And so, 10km into the race, I attacked…naturally! I saw an opportunity and I went for it. Must just be how I am wired or something. I found myself in a group of 4 containing a good friend of mine, Leigh Howard of HTC. We desperately tried to get away, and made some nice headway, reaching a gap of about 50 seconds at one point. Surely, I thought, they are going to let us go.
The rest of my thoughts ranged from ‘Taylor, you were supposed to take it easy what the hell are you doing’ to ‘F**k yeah! You’re going to be in a breakaway in the Vuelta! Go go go!’
And then 10km later Rik came on the radio.
‘Andalucia and Cofidis are riding hard at the front to bring you back.’
Both teams had missed the break and were now bringing us back so that they could then launch one of their riders.
When I heard this I knew our chances were over, but at the time, the four of us had began climbing a 2.5km climb-that-isn’t-a-climb. Shit, you need to keep the speed up otherwise you are gonna get caught and go straight out the back of the peloton! Already gassed from trying to get AWAY from the pack, I was now preparing to fight in order just to maintain contact.
Some days, pretty much every day here at the Vuelta, I really wish I didn’t weigh 82 kg. Thanks for the big bones and dense muscles Dad…
I dug deep, and put my head down as the group surged by, riders flying off the front. I was in pain but I had to hold on.
Hold on I did, just barely. With the help of a couple big pushes from Manuel Quiziato and Karsten Kroon, I survived and promptly spent the next 50km at the back just hanging on for dear life. The stage was supposed to be ‘flat’ but was most definitely not.
Guess I should know that by now. Excuse my naivety!
The break finally got established with Martin Kohler and 3 other guys. Cruise control set in and the rest of the race passed by, slowly, with that same dull pain constantly reminding me that what I am doing is not comfortable.
As we neared the final climb, the pace quickened and I did my part to get bottles and make sure Greg and Santambrogio were safe in the front. As we hit the base of the climb I pulled the plug and labored up it with most of my mates from yesterday.

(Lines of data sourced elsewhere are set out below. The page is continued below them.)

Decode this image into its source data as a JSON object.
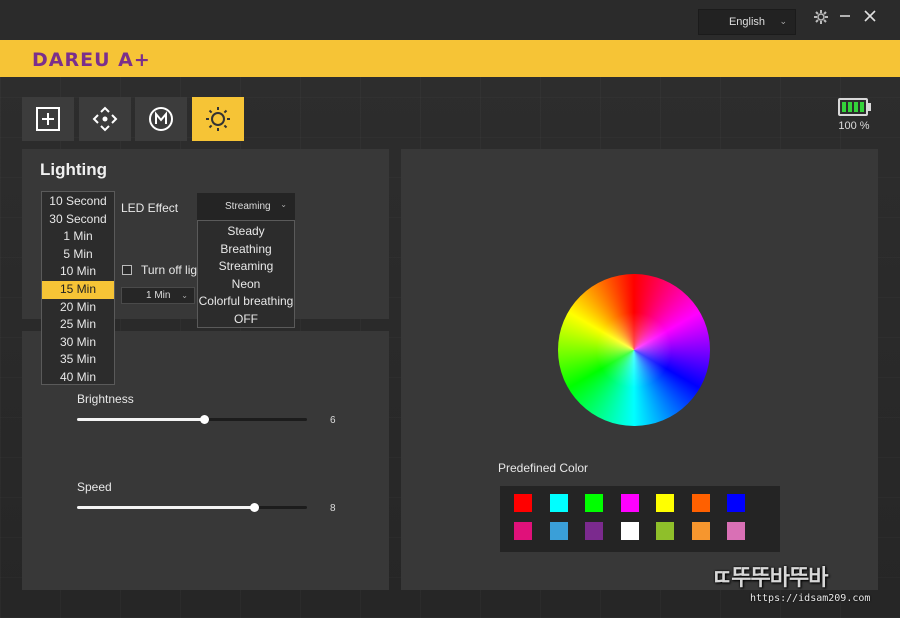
{
  "window": {
    "language": "English",
    "icons": {
      "settings": "gear-icon",
      "minimize": "minimize-icon",
      "close": "close-icon"
    }
  },
  "brand": {
    "logo": "DAREU A+",
    "bar_color": "#f6c436"
  },
  "toolbar": {
    "buttons": [
      {
        "name": "add-macro",
        "icon": "plus-box-icon",
        "active": false
      },
      {
        "name": "button-assign",
        "icon": "dpad-icon",
        "active": false
      },
      {
        "name": "macro",
        "icon": "m-circle-icon",
        "active": false
      },
      {
        "name": "lighting",
        "icon": "sun-icon",
        "active": true
      }
    ]
  },
  "battery": {
    "level_percent": 100,
    "text": "100 %"
  },
  "lighting": {
    "title": "Lighting",
    "led_effect_label": "LED Effect",
    "led_effect_value": "Streaming",
    "effect_options": [
      "Steady",
      "Breathing",
      "Streaming",
      "Neon",
      "Colorful breathing",
      "OFF"
    ],
    "turn_off_label": "Turn off ligh",
    "turn_off_checked": false,
    "time_value": "1 Min",
    "time_options": [
      "10 Second",
      "30 Second",
      "1 Min",
      "5 Min",
      "10 Min",
      "15 Min",
      "20 Min",
      "25 Min",
      "30 Min",
      "35 Min",
      "40 Min"
    ],
    "time_highlighted": "15 Min"
  },
  "sliders": {
    "brightness": {
      "label": "Brightness",
      "value": "6",
      "fraction": 0.55
    },
    "speed": {
      "label": "Speed",
      "value": "8",
      "fraction": 0.77
    }
  },
  "color": {
    "predefined_label": "Predefined Color",
    "swatches": [
      "#ff0000",
      "#00ffff",
      "#00ff00",
      "#ff00ff",
      "#ffff00",
      "#ff6000",
      "#0000ff",
      "#e0117a",
      "#3a9fd8",
      "#7b2a8e",
      "#ffffff",
      "#8fbf2a",
      "#f6962e",
      "#d970b5"
    ]
  },
  "watermark": {
    "text": "ㄸ뚜뚜바뚜바",
    "url": "https://idsam209.com"
  }
}
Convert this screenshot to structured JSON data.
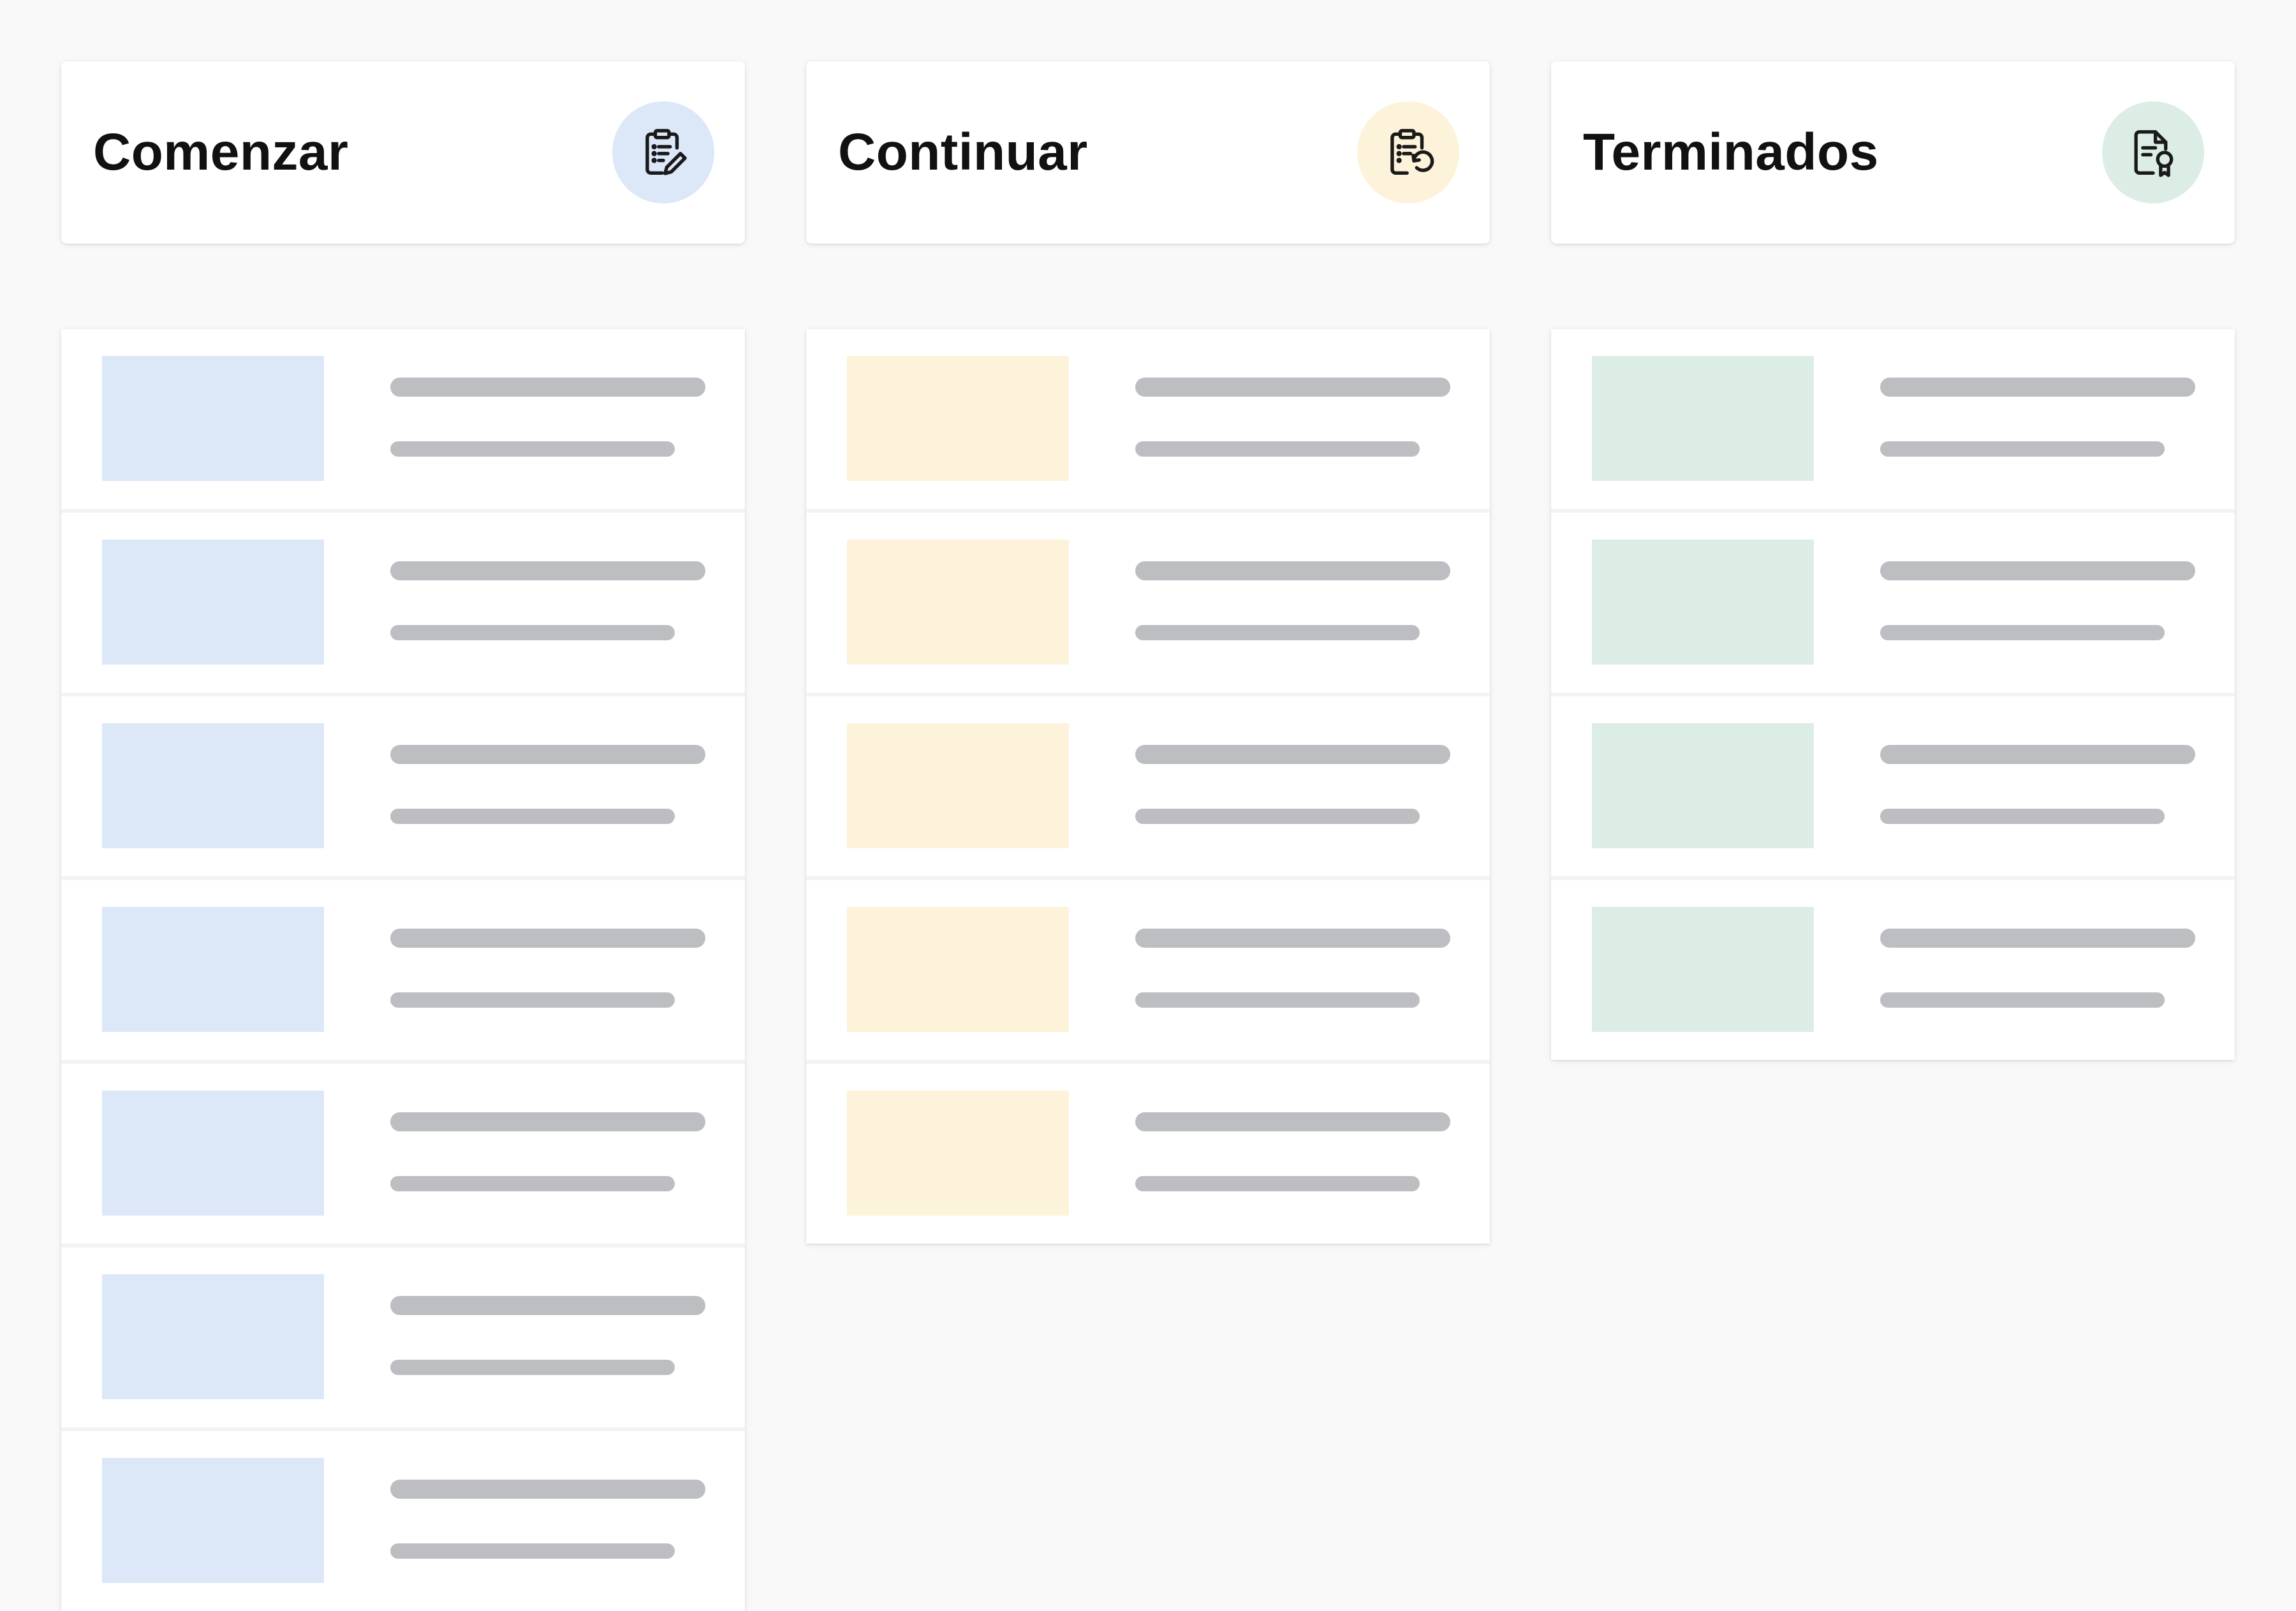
{
  "colors": {
    "background": "#f9f9f9",
    "card": "#ffffff",
    "placeholder_line": "#bdbec1",
    "blue_tint": "#dce7f8",
    "yellow_tint": "#fdf3da",
    "green_tint": "#dbede5"
  },
  "columns": [
    {
      "title": "Comenzar",
      "icon": "clipboard-edit-icon",
      "accent": "#dce7f8",
      "item_count": 7
    },
    {
      "title": "Continuar",
      "icon": "clipboard-undo-icon",
      "accent": "#fdf3da",
      "item_count": 5
    },
    {
      "title": "Terminados",
      "icon": "certificate-icon",
      "accent": "#dbede5",
      "item_count": 4
    }
  ]
}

When we rolled into the finish I made sure that I wasn’t the first one of the group across the line. I learned my lesson yesterday!

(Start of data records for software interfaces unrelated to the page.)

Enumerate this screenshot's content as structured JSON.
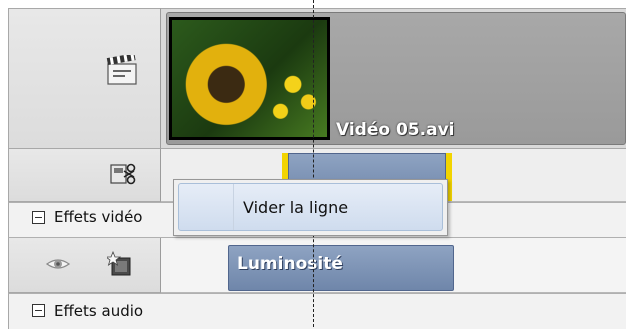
{
  "video_track": {
    "icon": "clapperboard-icon",
    "clip_title": "Vidéo 05.avi"
  },
  "split_lane": {
    "icon": "scissors-icon"
  },
  "context_menu": {
    "item_label": "Vider la ligne"
  },
  "video_effects": {
    "section_label": "Effets vidéo",
    "visibility_icon": "eye-icon",
    "fx_icon": "effect-star-icon",
    "clip_label": "Luminosité"
  },
  "audio_effects": {
    "section_label": "Effets audio"
  },
  "colors": {
    "clip_blue": "#7088ad",
    "trim_yellow": "#f2d400",
    "video_clip_gray": "#9e9e9e"
  }
}
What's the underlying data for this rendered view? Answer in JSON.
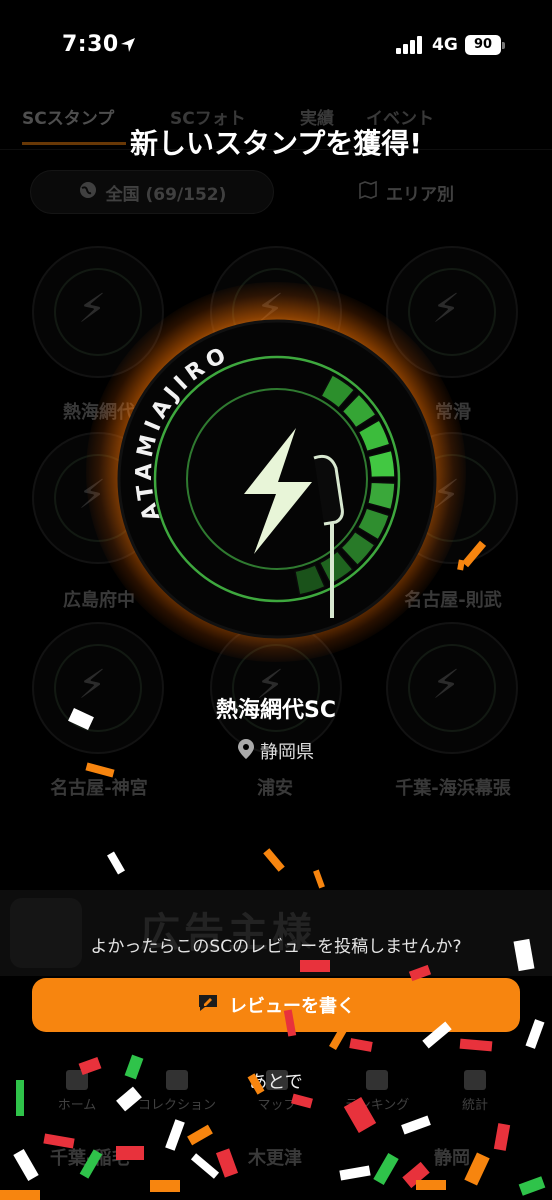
{
  "status_bar": {
    "time": "7:30",
    "network": "4G",
    "battery": "90"
  },
  "background": {
    "tabs": [
      "SCスタンプ",
      "SCフォト",
      "実績",
      "イベント"
    ],
    "filter_all": "全国 (69/152)",
    "filter_area": "エリア別",
    "stamp_labels": [
      "熱海網代",
      "常滑",
      "広島府中",
      "名古屋-則武",
      "名古屋-神宮",
      "浦安",
      "千葉-海浜幕張"
    ],
    "ad_text": "広告主様",
    "nav": [
      "ホーム",
      "コレクション",
      "マップ",
      "ランキング",
      "統計"
    ],
    "bottom_labels": [
      "千葉-稲毛",
      "木更津",
      "静岡"
    ]
  },
  "modal": {
    "title": "新しいスタンプを獲得!",
    "badge_text": "ATAMIAJIRO",
    "sc_name": "熱海網代SC",
    "prefecture": "静岡県",
    "review_prompt": "よかったらこのSCのレビューを投稿しませんか?",
    "review_button": "レビューを書く",
    "later": "あとで"
  },
  "colors": {
    "accent": "#f7850f",
    "badge_green": "#38c83a",
    "bg": "#000000"
  },
  "icons": {
    "location": "location-arrow-icon",
    "pin": "map-pin-icon",
    "review": "review-pencil-icon"
  }
}
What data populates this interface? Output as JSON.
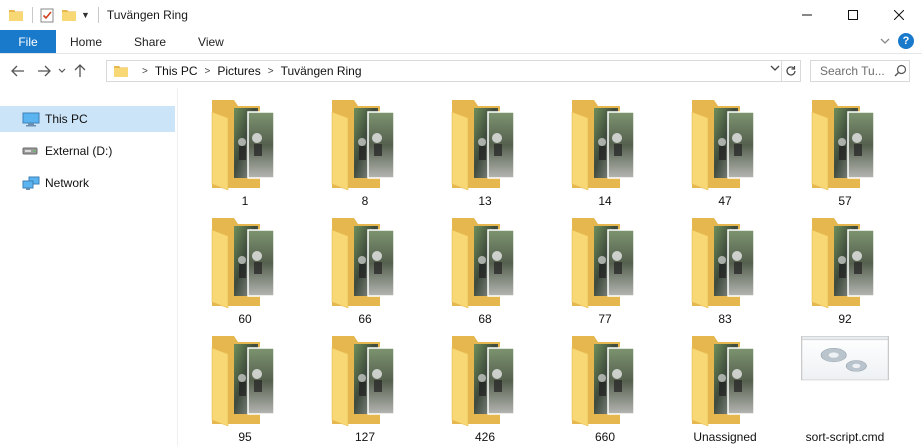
{
  "window": {
    "title": "Tuvängen Ring",
    "controls": {
      "minimize": "—",
      "maximize": "☐",
      "close": "✕"
    }
  },
  "ribbon": {
    "tabs": [
      "File",
      "Home",
      "Share",
      "View"
    ],
    "expand_glyph": "⌄",
    "help": "?"
  },
  "address": {
    "crumbs": [
      "This PC",
      "Pictures",
      "Tuvängen Ring"
    ]
  },
  "search": {
    "placeholder": "Search Tu..."
  },
  "sidebar": {
    "items": [
      {
        "label": "This PC",
        "icon": "computer-icon",
        "selected": true
      },
      {
        "label": "External (D:)",
        "icon": "drive-icon",
        "selected": false
      },
      {
        "label": "Network",
        "icon": "network-icon",
        "selected": false
      }
    ]
  },
  "files": [
    {
      "name": "1",
      "type": "folder"
    },
    {
      "name": "8",
      "type": "folder"
    },
    {
      "name": "13",
      "type": "folder"
    },
    {
      "name": "14",
      "type": "folder"
    },
    {
      "name": "47",
      "type": "folder"
    },
    {
      "name": "57",
      "type": "folder"
    },
    {
      "name": "60",
      "type": "folder"
    },
    {
      "name": "66",
      "type": "folder"
    },
    {
      "name": "68",
      "type": "folder"
    },
    {
      "name": "77",
      "type": "folder"
    },
    {
      "name": "83",
      "type": "folder"
    },
    {
      "name": "92",
      "type": "folder"
    },
    {
      "name": "95",
      "type": "folder"
    },
    {
      "name": "127",
      "type": "folder"
    },
    {
      "name": "426",
      "type": "folder"
    },
    {
      "name": "660",
      "type": "folder"
    },
    {
      "name": "Unassigned",
      "type": "folder"
    },
    {
      "name": "sort-script.cmd",
      "type": "cmd-file"
    }
  ],
  "colors": {
    "accent": "#1979ca",
    "selection": "#cce4f7",
    "folder_back": "#e6b64f",
    "folder_front": "#f8d775"
  }
}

Another day in the books, plagued a little bit by a sore knee. Icing it now and hoping all will be ok!